START Task material
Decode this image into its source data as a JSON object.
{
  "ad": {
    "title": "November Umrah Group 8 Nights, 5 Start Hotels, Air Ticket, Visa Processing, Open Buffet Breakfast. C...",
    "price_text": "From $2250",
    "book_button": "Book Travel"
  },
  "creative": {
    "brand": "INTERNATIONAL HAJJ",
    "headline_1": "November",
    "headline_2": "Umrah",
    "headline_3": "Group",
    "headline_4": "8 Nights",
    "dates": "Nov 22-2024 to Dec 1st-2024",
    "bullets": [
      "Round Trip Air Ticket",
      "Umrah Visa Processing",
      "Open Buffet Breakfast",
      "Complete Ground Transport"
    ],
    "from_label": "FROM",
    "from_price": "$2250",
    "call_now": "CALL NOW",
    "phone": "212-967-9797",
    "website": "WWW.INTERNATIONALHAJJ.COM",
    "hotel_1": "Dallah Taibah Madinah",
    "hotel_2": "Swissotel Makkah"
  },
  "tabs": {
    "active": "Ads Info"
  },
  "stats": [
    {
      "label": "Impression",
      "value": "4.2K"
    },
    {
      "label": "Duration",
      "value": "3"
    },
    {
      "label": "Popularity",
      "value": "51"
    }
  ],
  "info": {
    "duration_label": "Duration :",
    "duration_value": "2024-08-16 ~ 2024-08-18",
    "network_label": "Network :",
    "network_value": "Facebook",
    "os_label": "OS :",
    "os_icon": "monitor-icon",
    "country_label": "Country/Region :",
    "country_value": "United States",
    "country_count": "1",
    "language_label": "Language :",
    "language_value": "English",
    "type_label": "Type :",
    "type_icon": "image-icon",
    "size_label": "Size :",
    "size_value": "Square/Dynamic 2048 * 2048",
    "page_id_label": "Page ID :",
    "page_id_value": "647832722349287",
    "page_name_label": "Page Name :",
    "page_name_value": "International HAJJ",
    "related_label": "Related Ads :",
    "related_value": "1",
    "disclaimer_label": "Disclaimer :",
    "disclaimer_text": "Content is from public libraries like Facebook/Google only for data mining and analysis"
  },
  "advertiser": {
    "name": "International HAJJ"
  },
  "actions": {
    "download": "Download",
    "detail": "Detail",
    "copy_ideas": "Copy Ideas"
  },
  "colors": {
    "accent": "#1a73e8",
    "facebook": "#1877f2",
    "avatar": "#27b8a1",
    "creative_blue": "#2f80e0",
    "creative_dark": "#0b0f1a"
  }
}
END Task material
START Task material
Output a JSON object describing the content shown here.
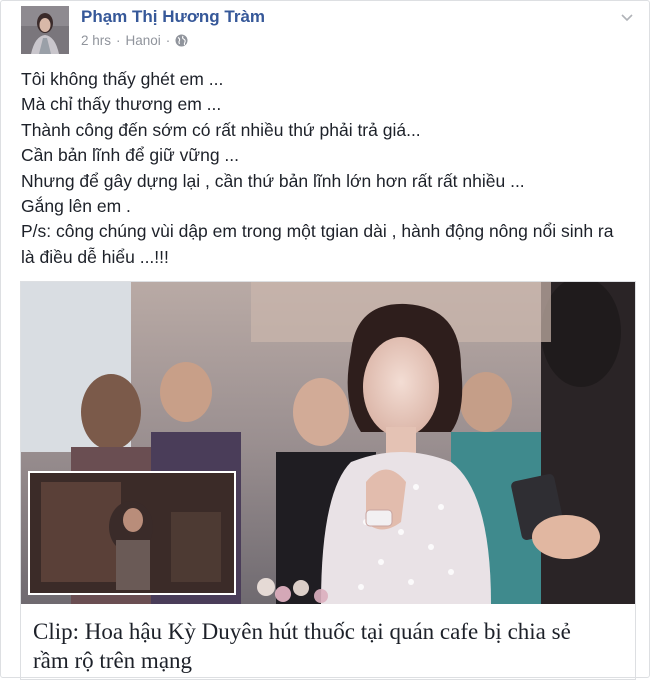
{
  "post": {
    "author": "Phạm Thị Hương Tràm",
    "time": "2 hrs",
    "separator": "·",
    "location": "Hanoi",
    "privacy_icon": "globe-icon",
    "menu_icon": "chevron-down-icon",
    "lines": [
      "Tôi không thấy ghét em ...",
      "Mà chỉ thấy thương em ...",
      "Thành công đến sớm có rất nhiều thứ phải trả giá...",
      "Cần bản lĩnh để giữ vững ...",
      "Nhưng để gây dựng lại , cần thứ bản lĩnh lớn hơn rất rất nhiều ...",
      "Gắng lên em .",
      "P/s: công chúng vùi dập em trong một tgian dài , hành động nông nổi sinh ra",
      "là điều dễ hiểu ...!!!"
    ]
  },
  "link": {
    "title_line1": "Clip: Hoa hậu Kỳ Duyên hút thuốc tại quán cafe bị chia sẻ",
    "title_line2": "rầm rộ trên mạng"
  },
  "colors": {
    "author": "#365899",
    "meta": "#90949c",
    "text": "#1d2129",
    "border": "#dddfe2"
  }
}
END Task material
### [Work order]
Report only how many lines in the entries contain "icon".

### [Written answer]
4